The steps can differ depending on which backend you’re using for network configuration. But there are universal methods to restart the network as well, regardless of the daemon in use.
Restart Network Graphically
Ubuntu desktops use the
NetworkManager daemon by default for network configuration. You can access the NetworkManager applet from the system tray to easily reset your connection.
- Click on the top-right panel and turn off your connection.
- Click there again and turn the connection back on.
Alternatively, you can also restart the network from the control center.
- Search and open the Settings app.
- Go to the Network (Ethernet) or WiFi tab and toggle the connection off-on.
We reset a specific connection earlier, but you can also deactivate and reactivate all interfaces managed by NetworkManager like so
sudo nmcli networking off
sudo nmcli networking on
Alternatively, you can also restart
NetworkManager.service using systemctl.
sudo systemctl restart NetworkManager
Restart networkd Service
The networking daemon choice is mostly a matter of preference.
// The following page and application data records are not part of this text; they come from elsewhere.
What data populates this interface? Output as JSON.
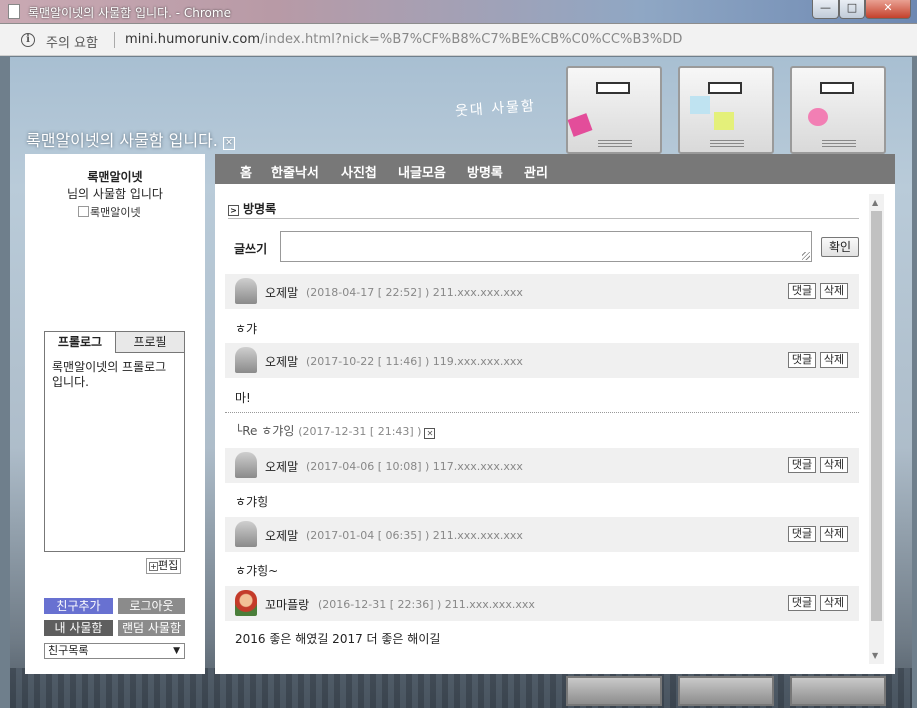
{
  "window": {
    "title": "록맨알이넷의 사물함 입니다. - Chrome",
    "minimize": "—",
    "maximize": "□",
    "close": "✕"
  },
  "address": {
    "security": "주의 요함",
    "host": "mini.humoruniv.com",
    "path": "/index.html?nick=%B7%CF%B8%C7%BE%CB%C0%CC%B3%DD"
  },
  "site": {
    "title": "록맨알이넷의 사물함 입니다.",
    "logo": "웃대  사물함"
  },
  "owner": {
    "name": "록맨알이넷",
    "subtitle": "님의 사물함 입니다",
    "image_alt": "록맨알이넷"
  },
  "profile": {
    "tabs": [
      "프롤로그",
      "프로필"
    ],
    "prolog_text": "록맨알이넷의 프롤로그 입니다.",
    "edit_label": "편집"
  },
  "left_buttons": {
    "add_friend": "친구추가",
    "logout": "로그아웃",
    "my_box": "내 사물함",
    "random_box": "랜덤 사물함",
    "friend_list": "친구목록"
  },
  "menu": [
    "홈",
    "한줄낙서",
    "사진첩",
    "내글모음",
    "방명록",
    "관리"
  ],
  "guestbook": {
    "title": "방명록",
    "write_label": "글쓰기",
    "confirm": "확인",
    "reply_btn": "댓글",
    "delete_btn": "삭제",
    "entries": [
      {
        "name": "오제말",
        "meta": "(2018-04-17 [ 22:52] ) 211.xxx.xxx.xxx",
        "body": "ㅎ갸"
      },
      {
        "name": "오제말",
        "meta": "(2017-10-22 [ 11:46] ) 119.xxx.xxx.xxx",
        "body": "마!"
      },
      {
        "name": "오제말",
        "meta": "(2017-04-06 [ 10:08] ) 117.xxx.xxx.xxx",
        "body": "ㅎ갸힝"
      },
      {
        "name": "오제말",
        "meta": "(2017-01-04 [ 06:35] ) 211.xxx.xxx.xxx",
        "body": "ㅎ갸힝~"
      },
      {
        "name": "꼬마플랑",
        "meta": "(2016-12-31 [ 22:36] ) 211.xxx.xxx.xxx",
        "body": "2016 좋은 해였길 2017 더 좋은 해이길"
      }
    ],
    "reply": {
      "prefix": "└Re",
      "text": "ㅎ갸잉",
      "meta": "(2017-12-31 [ 21:43] )"
    }
  }
}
NetworkManager is more popular with Ubuntu users these days, but networkd is still commonly used on servers. If you’re using networkd, you can restart your network like so
sudo systemctl restart systemd-networkd
Restart Interface with ip Command
You can set the administrative state of a device to down and up with the
ip utility. The exact resulting behavior depends on the network driver, but typically, this leads to the driver reloading.
This method isn’t useful for applying config changes. But if you’re just trying to restart a specific interface, you can check the interface name with
ip link show
And you can set the interface state to down and up like so
sudo ip link set enp42s0 down && sudo ip link set enp42s0 up